The SCA negotiating committee responsible for managing the negotiations and legal aspects in the case of the Panamanian-flagged container ship EVER GIVEN reviewed the statement of the UK P&I Club, and the Suez Canal Authority appreciates what was mentioned in the statement on the Authority’s right to claim a fair and commensurate compensation covering the expenses of the salvage works, salvage reward, and losses that the SCA incurred during the successful salvage operation of the Panamanian-flagged container ship EVER GIVEN which ran aground in the Canal last March.
In this regard, the SCA reassures its keenness to make the negotiations course a success acting on the principle of good faith and considering the extended ties and relations with the ship-owning company as it is one of the SCA’s major clients without jeopardizing the rights of the SCA and guaranteeing to reach a fair settlement that compensates the losses incurred during the crisis.
The SCA stresses that the SCA’s Navigation Book of Rules is the legal reference stipulating the SCA’s rights and obligations towards its clients. The Navigation Book of Rules contains the rules of navigation in the Canal as well as the articles specifying the different obligations and requirements of transit for the vessels in the canal with regards to marine, logistic, and salvage services.

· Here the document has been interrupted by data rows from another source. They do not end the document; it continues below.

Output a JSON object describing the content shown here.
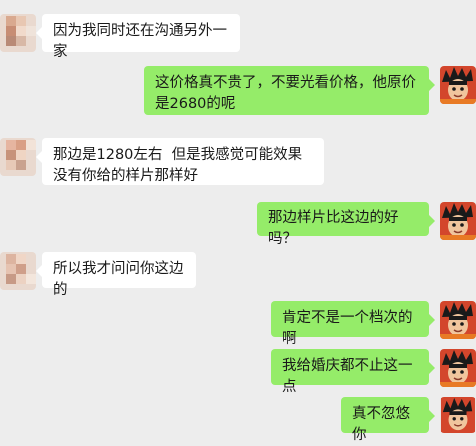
{
  "messages": [
    {
      "side": "left",
      "text": "因为我同时还在沟通另外一家",
      "avatar_icon": "pixelated-avatar-icon"
    },
    {
      "side": "right",
      "text": "这价格真不贵了，不要光看价格，他原价是2680的呢",
      "avatar_icon": "goku-avatar-icon"
    },
    {
      "side": "left",
      "text": "那边是1280左右  但是我感觉可能效果没有你给的样片那样好",
      "avatar_icon": "pixelated-avatar-icon"
    },
    {
      "side": "right",
      "text": "那边样片比这边的好吗？",
      "avatar_icon": "goku-avatar-icon"
    },
    {
      "side": "left",
      "text": "所以我才问问你这边的",
      "avatar_icon": "pixelated-avatar-icon"
    },
    {
      "side": "right",
      "text": "肯定不是一个档次的啊",
      "avatar_icon": "goku-avatar-icon"
    },
    {
      "side": "right",
      "text": "我给婚庆都不止这一点",
      "avatar_icon": "goku-avatar-icon"
    },
    {
      "side": "right",
      "text": "真不忽悠你",
      "avatar_icon": "goku-avatar-icon"
    }
  ],
  "colors": {
    "background": "#ededed",
    "bubble_self": "#95ec69",
    "bubble_other": "#ffffff",
    "text": "#191919"
  }
}
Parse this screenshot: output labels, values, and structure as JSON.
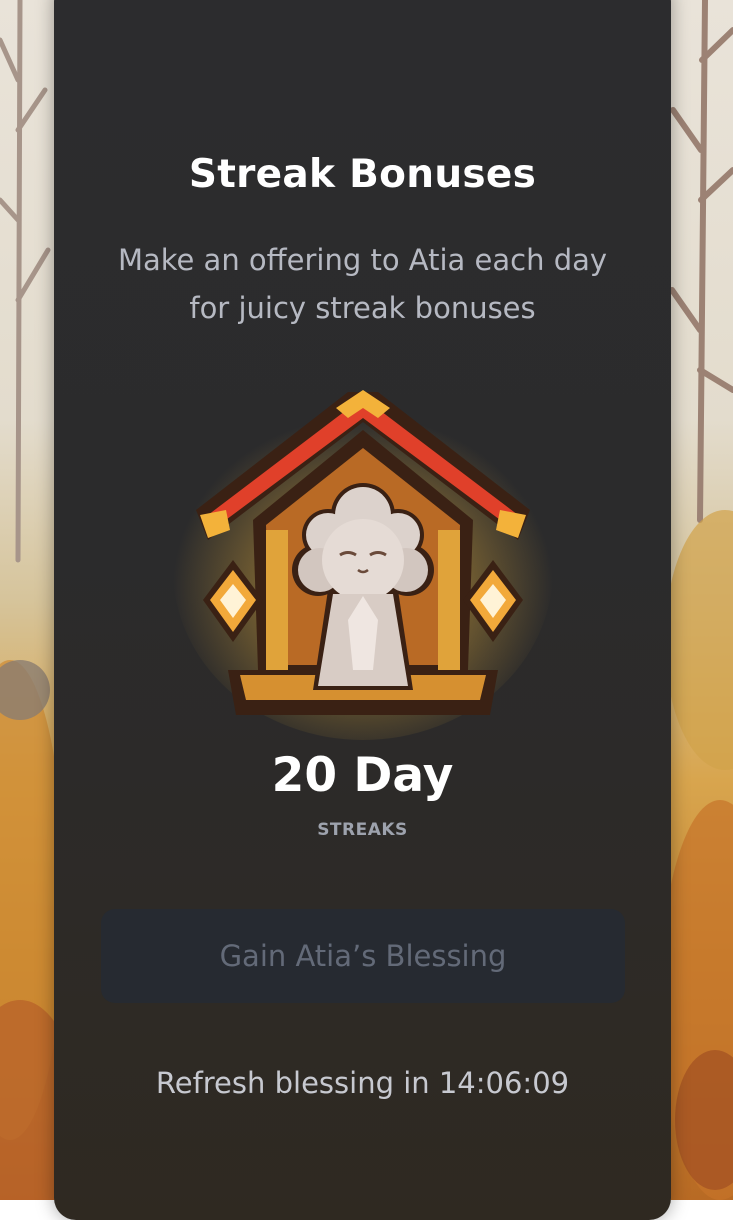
{
  "modal": {
    "title": "Streak Bonuses",
    "description": "Make an offering to Atia each day for juicy streak bonuses",
    "streak_count": "20 Day",
    "streak_label": "STREAKS",
    "action_button_label": "Gain Atia’s Blessing",
    "refresh_prefix": "Refresh blessing in",
    "refresh_timer": "14:06:09"
  },
  "icons": {
    "shrine": "shrine-icon",
    "sparkle": "sparkle-icon"
  },
  "colors": {
    "card_background": "#2c2c2e",
    "button_background": "#262a31",
    "button_text_disabled": "#636a78",
    "roof_red": "#e0402a",
    "wood_orange": "#c7711f",
    "glow_gold": "#f4c04a"
  }
}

It is worth noting that Article 58 of the Navigation Book of Rues concerning the assignment of escorting tugs stipulates that the SCA shall assign two escorting tugs to the container ships with a load of 170 thousand tons and above; which was applied by the SCA through assigning two escorting tugs to the Panamanian-flagged vessel EVER GIVEN. Article 54 of the Navigation Book of Rules stipulates the allowed speed for the vessels in the waterway which ranges from 14 to 16 km per hour according to the type of the transiting vessel. According to the aforementioned, the vessels shall comply with the stated speed in accordance with the Navigation Book of Rules when transiting the Canal; and exceeding these speeds is the sole responsibility of the ship master.